Check every line below for the word "this" and copy each one that has it.
_ _ _ _
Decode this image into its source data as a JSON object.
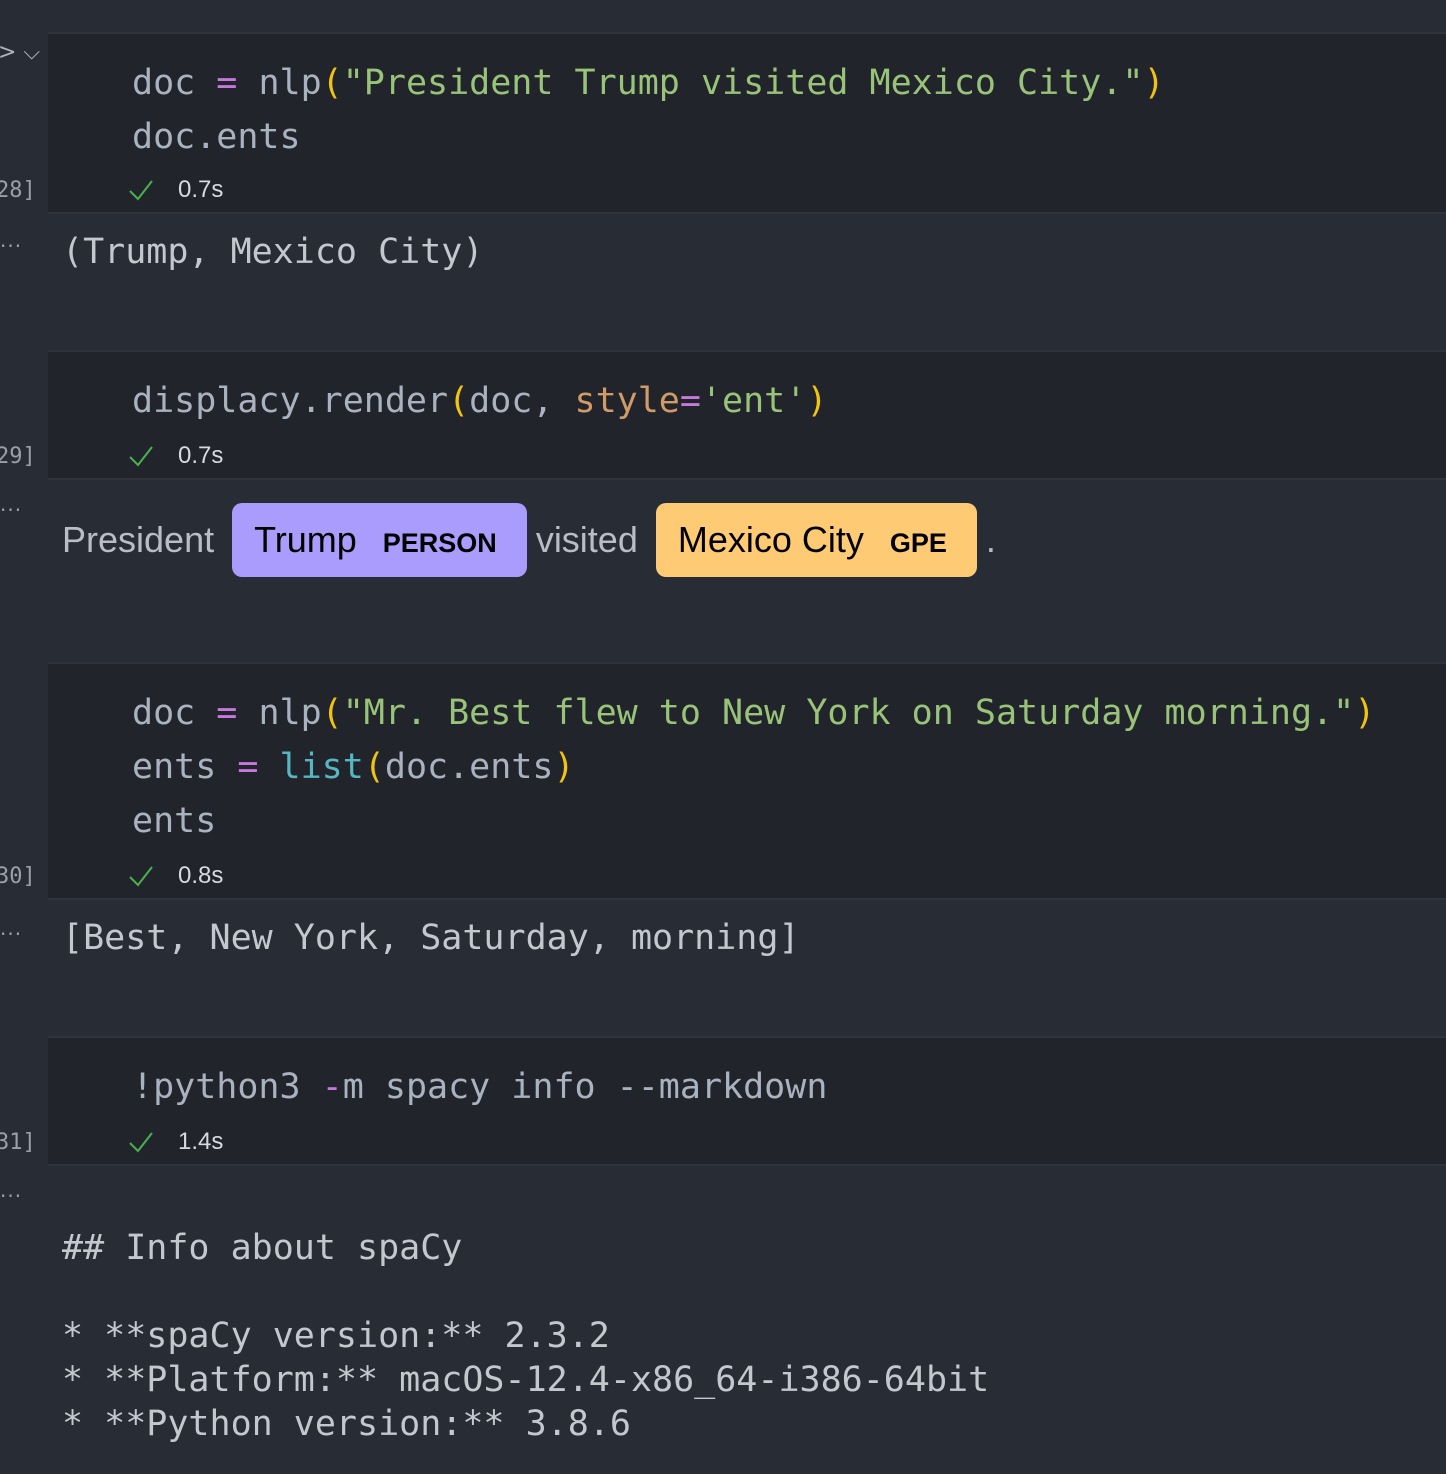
{
  "cells": [
    {
      "exec": "28]",
      "time": "0.7s",
      "output": "(Trump, Mexico City)"
    },
    {
      "exec": "29]",
      "time": "0.7s",
      "displacy": {
        "text_before": "President",
        "ent1_text": "Trump",
        "ent1_label": "PERSON",
        "ent1_color": "#aa9cfc",
        "text_between": "visited",
        "ent2_text": "Mexico City",
        "ent2_label": "GPE",
        "ent2_color": "#feca74",
        "text_after": "."
      }
    },
    {
      "exec": "30]",
      "time": "0.8s",
      "output": "[Best, New York, Saturday, morning]"
    },
    {
      "exec": "31]",
      "time": "1.4s",
      "output_lines": [
        "## Info about spaCy",
        "* **spaCy version:** 2.3.2",
        "* **Platform:** macOS-12.4-x86_64-i386-64bit",
        "* **Python version:** 3.8.6"
      ]
    }
  ],
  "code": {
    "c1_l1": [
      "doc",
      " = ",
      "nlp",
      "(",
      "\"President Trump visited Mexico City.\"",
      ")"
    ],
    "c1_l2": "doc.ents",
    "c2_l1": [
      "displacy.render",
      "(",
      "doc, ",
      "style",
      "=",
      "'ent'",
      ")"
    ],
    "c3_l1": [
      "doc",
      " = ",
      "nlp",
      "(",
      "\"Mr. Best flew to New York on Saturday morning.\"",
      ")"
    ],
    "c3_l2": [
      "ents",
      " = ",
      "list",
      "(",
      "doc.ents",
      ")"
    ],
    "c3_l3": "ents",
    "c4_l1": [
      "!python3 ",
      "-",
      "m spacy info --markdown"
    ]
  },
  "ui": {
    "collapse_glyph": "> ⌵",
    "more_glyph": "···",
    "check_icon": "check-icon",
    "success_color": "#4caf50"
  }
}
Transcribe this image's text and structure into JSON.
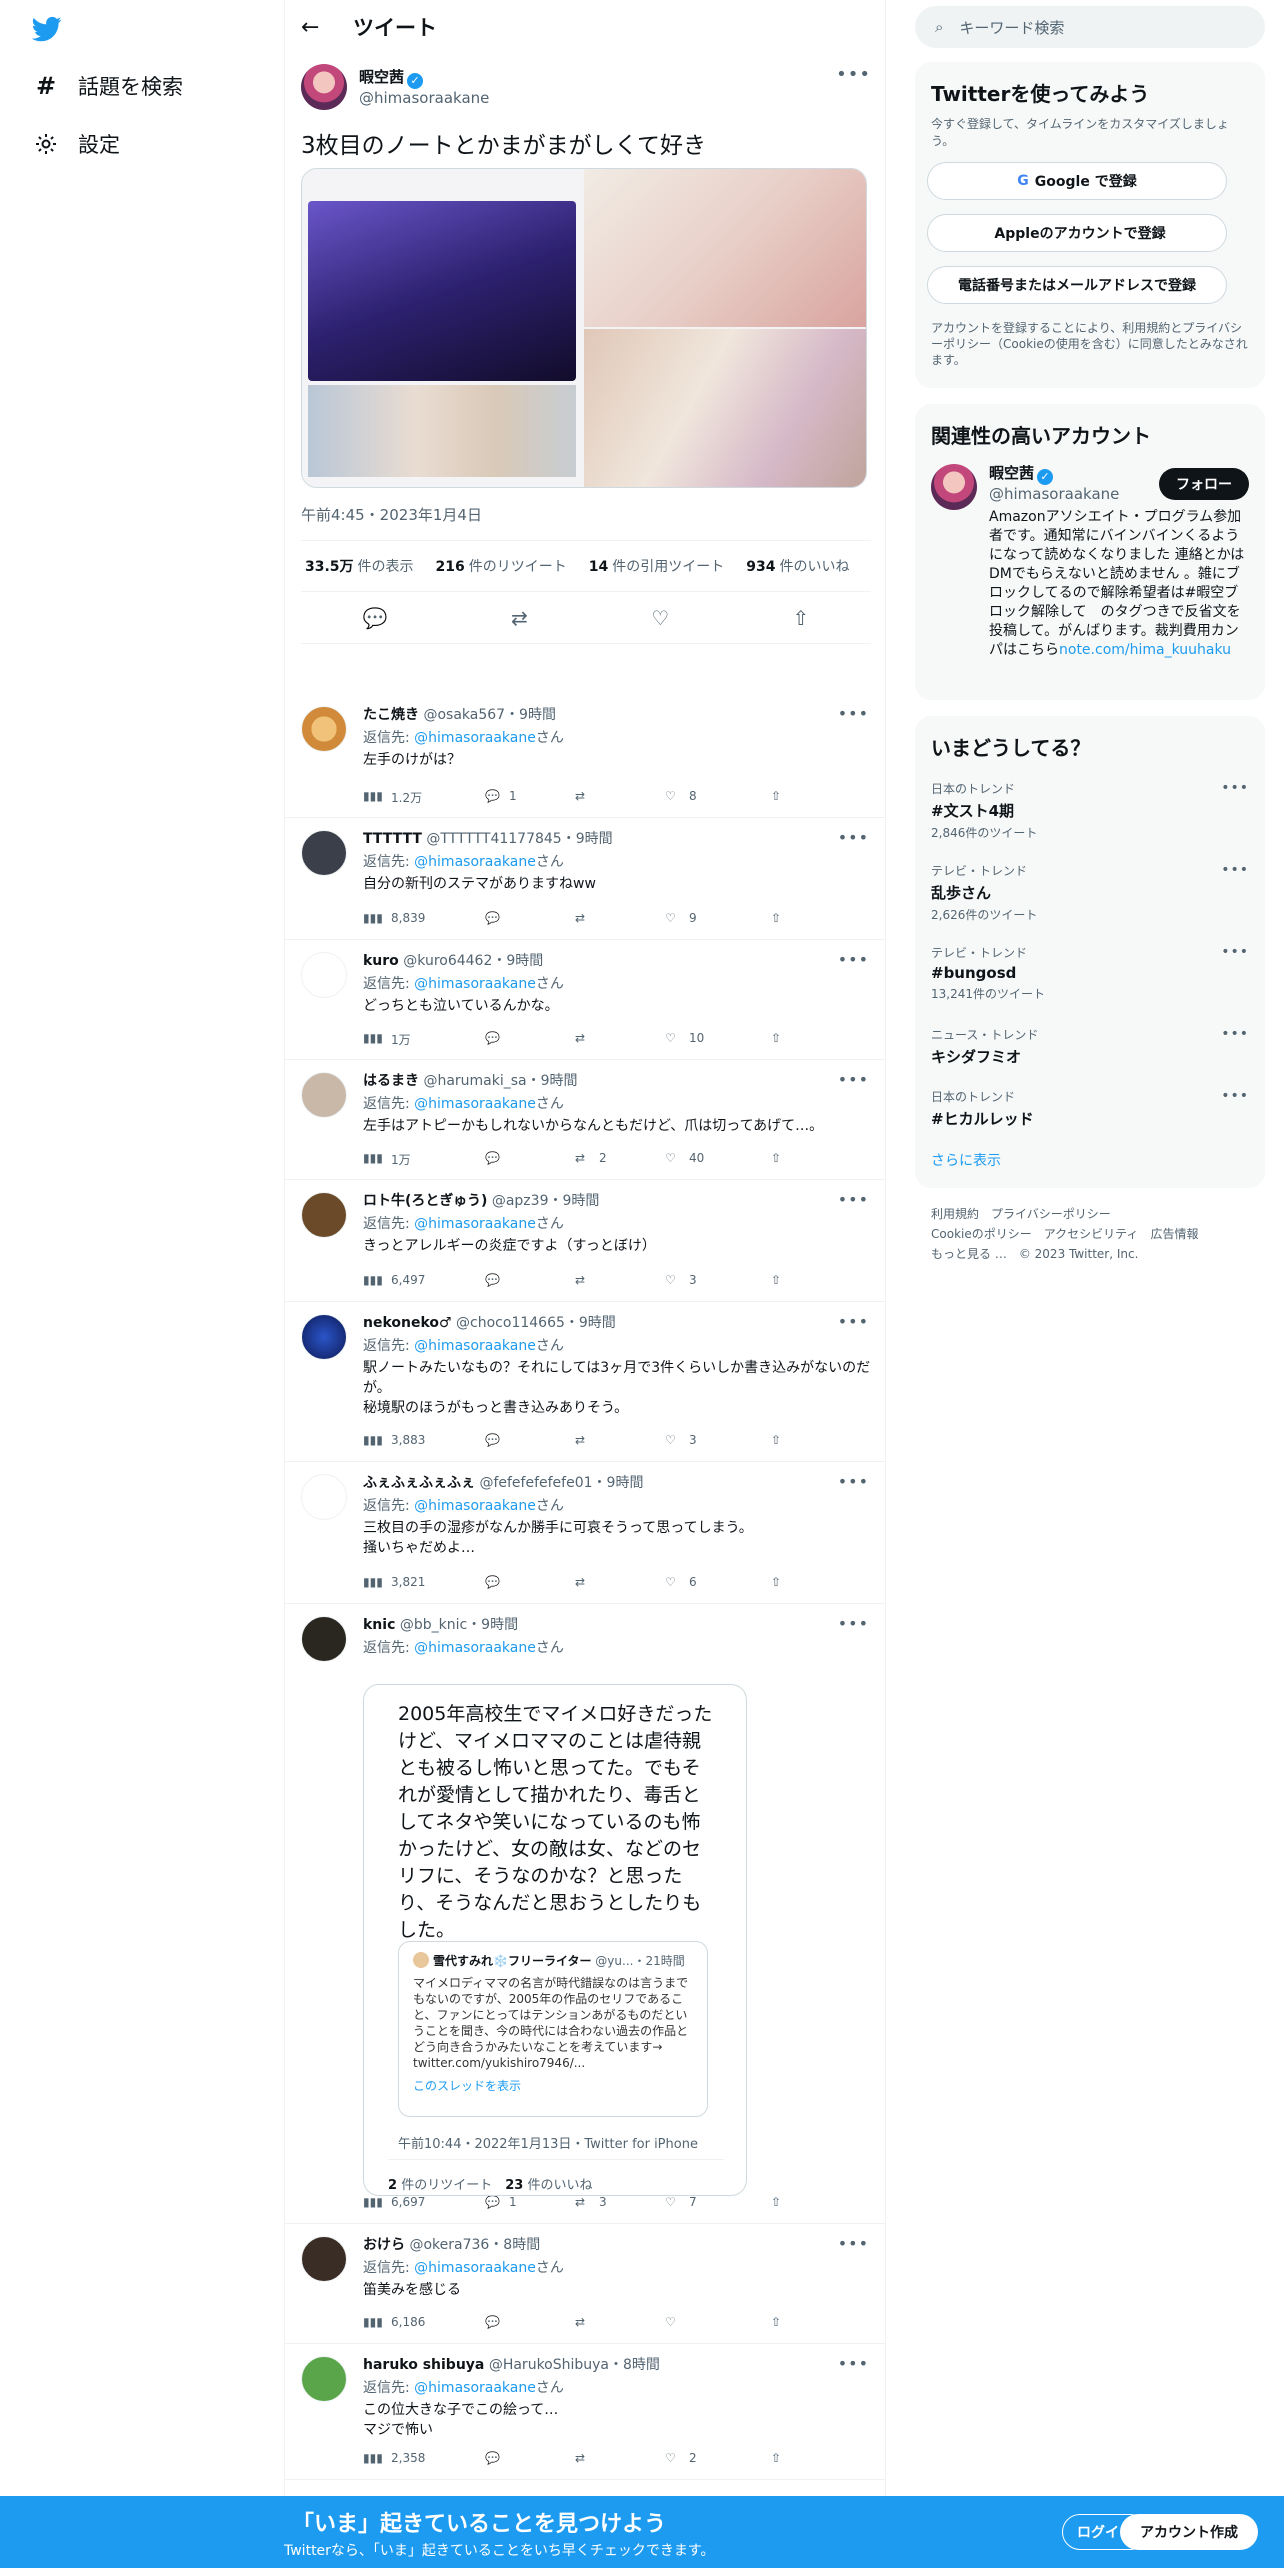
{
  "nav": {
    "explore": "話題を検索",
    "settings": "設定"
  },
  "header": {
    "title": "ツイート"
  },
  "tweet": {
    "name": "暇空茜",
    "handle": "@himasoraakane",
    "text": "3枚目のノートとかまがまがしくて好き",
    "time": "午前4:45・2023年1月4日",
    "views_n": "33.5万",
    "views_l": "件の表示",
    "rt_n": "216",
    "rt_l": "件のリツイート",
    "qt_n": "14",
    "qt_l": "件の引用ツイート",
    "like_n": "934",
    "like_l": "件のいいね"
  },
  "replies": [
    {
      "name": "たこ焼き",
      "handle": "@osaka567",
      "time": "・9時間",
      "to_prefix": "返信先: ",
      "to": "@himasoraakane",
      "to_suffix": "さん",
      "text": "左手のけがは？",
      "views": "1.2万",
      "replies": "1",
      "rts": "",
      "likes": "8"
    },
    {
      "name": "TTTTTT",
      "handle": "@TTTTTT41177845",
      "time": "・9時間",
      "to_prefix": "返信先: ",
      "to": "@himasoraakane",
      "to_suffix": "さん",
      "text": "自分の新刊のステマがありますねww",
      "views": "8,839",
      "replies": "",
      "rts": "",
      "likes": "9"
    },
    {
      "name": "kuro",
      "handle": "@kuro64462",
      "time": "・9時間",
      "to_prefix": "返信先: ",
      "to": "@himasoraakane",
      "to_suffix": "さん",
      "text": "どっちとも泣いているんかな。",
      "views": "1万",
      "replies": "",
      "rts": "",
      "likes": "10"
    },
    {
      "name": "はるまき",
      "handle": "@harumaki_sa",
      "time": "・9時間",
      "to_prefix": "返信先: ",
      "to": "@himasoraakane",
      "to_suffix": "さん",
      "text": "左手はアトピーかもしれないからなんともだけど、爪は切ってあげて…。",
      "views": "1万",
      "replies": "",
      "rts": "2",
      "likes": "40"
    },
    {
      "name": "ロト牛(ろとぎゅう)",
      "handle": "@apz39",
      "time": "・9時間",
      "to_prefix": "返信先: ",
      "to": "@himasoraakane",
      "to_suffix": "さん",
      "text": "きっとアレルギーの炎症ですよ（すっとぼけ）",
      "views": "6,497",
      "replies": "",
      "rts": "",
      "likes": "3"
    },
    {
      "name": "nekoneko♂",
      "handle": "@choco114665",
      "time": "・9時間",
      "to_prefix": "返信先: ",
      "to": "@himasoraakane",
      "to_suffix": "さん",
      "text": "駅ノートみたいなもの？それにしては3ヶ月で3件くらいしか書き込みがないのだが。\n秘境駅のほうがもっと書き込みありそう。",
      "views": "3,883",
      "replies": "",
      "rts": "",
      "likes": "3"
    },
    {
      "name": "ふぇふぇふぇふぇ",
      "handle": "@fefefefefefe01",
      "time": "・9時間",
      "to_prefix": "返信先: ",
      "to": "@himasoraakane",
      "to_suffix": "さん",
      "text": "三枚目の手の湿疹がなんか勝手に可哀そうって思ってしまう。\n掻いちゃだめよ…",
      "views": "3,821",
      "replies": "",
      "rts": "",
      "likes": "6"
    },
    {
      "name": "knic",
      "handle": "@bb_knic",
      "time": "・9時間",
      "to_prefix": "返信先: ",
      "to": "@himasoraakane",
      "to_suffix": "さん",
      "text": "",
      "views": "6,697",
      "replies": "1",
      "rts": "3",
      "likes": "7"
    },
    {
      "name": "おけら",
      "handle": "@okera736",
      "time": "・8時間",
      "to_prefix": "返信先: ",
      "to": "@himasoraakane",
      "to_suffix": "さん",
      "text": "笛美みを感じる",
      "views": "6,186",
      "replies": "",
      "rts": "",
      "likes": ""
    },
    {
      "name": "haruko shibuya",
      "handle": "@HarukoShibuya",
      "time": "・8時間",
      "to_prefix": "返信先: ",
      "to": "@himasoraakane",
      "to_suffix": "さん",
      "text": "この位大きな子でこの絵って…\nマジで怖い",
      "views": "2,358",
      "replies": "",
      "rts": "",
      "likes": "2"
    }
  ],
  "quote": {
    "body": "2005年高校生でマイメロ好きだったけど、マイメロママのことは虐待親とも被るし怖いと思ってた。でもそれが愛情として描かれたり、毒舌としてネタや笑いになっているのも怖かったけど、女の敵は女、などのセリフに、そうなのかな？と思ったり、そうなんだと思おうとしたりもした。",
    "inner_name": "雪代すみれ❄️フリーライター",
    "inner_handle": "@yu...",
    "inner_time": "・21時間",
    "inner_text": "マイメロディママの名言が時代錯誤なのは言うまでもないのですが、2005年の作品のセリフであること、ファンにとってはテンションあがるものだということを聞き、今の時代には合わない過去の作品とどう向き合うかみたいなことを考えています→ twitter.com/yukishiro7946/...",
    "inner_link": "このスレッドを表示",
    "meta": "午前10:44・2022年1月13日・Twitter for iPhone",
    "rt_n": "2",
    "rt_l": "件のリツイート",
    "like_n": "23",
    "like_l": "件のいいね"
  },
  "search": {
    "placeholder": "キーワード検索"
  },
  "signup": {
    "title": "Twitterを使ってみよう",
    "desc": "今すぐ登録して、タイムラインをカスタマイズしましょう。",
    "google": "Google で登録",
    "apple": "Appleのアカウントで登録",
    "phone": "電話番号またはメールアドレスで登録",
    "legal": "アカウントを登録することにより、利用規約とプライバシーポリシー（Cookieの使用を含む）に同意したとみなされます。"
  },
  "related": {
    "title": "関連性の高いアカウント",
    "name": "暇空茜",
    "handle": "@himasoraakane",
    "follow": "フォロー",
    "bio": "Amazonアソシエイト・プログラム参加者です。通知常にバインバインくるようになって読めなくなりました 連絡とかはDMでもらえないと読めません 。雑にブロックしてるので解除希望者は#暇空ブロック解除して　のタグつきで反省文を投稿して。がんばります。裁判費用カンパはこちら",
    "link": "note.com/hima_kuuhaku"
  },
  "trends": {
    "title": "いまどうしてる？",
    "items": [
      {
        "cat": "日本のトレンド",
        "name": "#文スト4期",
        "count": "2,846件のツイート"
      },
      {
        "cat": "テレビ・トレンド",
        "name": "乱歩さん",
        "count": "2,626件のツイート"
      },
      {
        "cat": "テレビ・トレンド",
        "name": "#bungosd",
        "count": "13,241件のツイート"
      },
      {
        "cat": "ニュース・トレンド",
        "name": "キシダフミオ",
        "count": ""
      },
      {
        "cat": "日本のトレンド",
        "name": "#ヒカルレッド",
        "count": ""
      }
    ],
    "more": "さらに表示"
  },
  "footer_links": {
    "terms": "利用規約",
    "privacy": "プライバシーポリシー",
    "cookie": "Cookieのポリシー",
    "access": "アクセシビリティ",
    "ads": "広告情報",
    "more": "もっと見る …",
    "copy": "© 2023 Twitter, Inc."
  },
  "banner": {
    "title": "「いま」起きていることを見つけよう",
    "sub": "Twitterなら、「いま」起きていることをいち早くチェックできます。",
    "login": "ログイン",
    "signup": "アカウント作成"
  },
  "colors": {
    "accent": "#1d9bf0",
    "text": "#0f1419",
    "muted": "#536471"
  }
}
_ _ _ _
:: Written reply ::
Decode this image into its source data as a JSON object.
Transcribe this image's text and structure into JSON.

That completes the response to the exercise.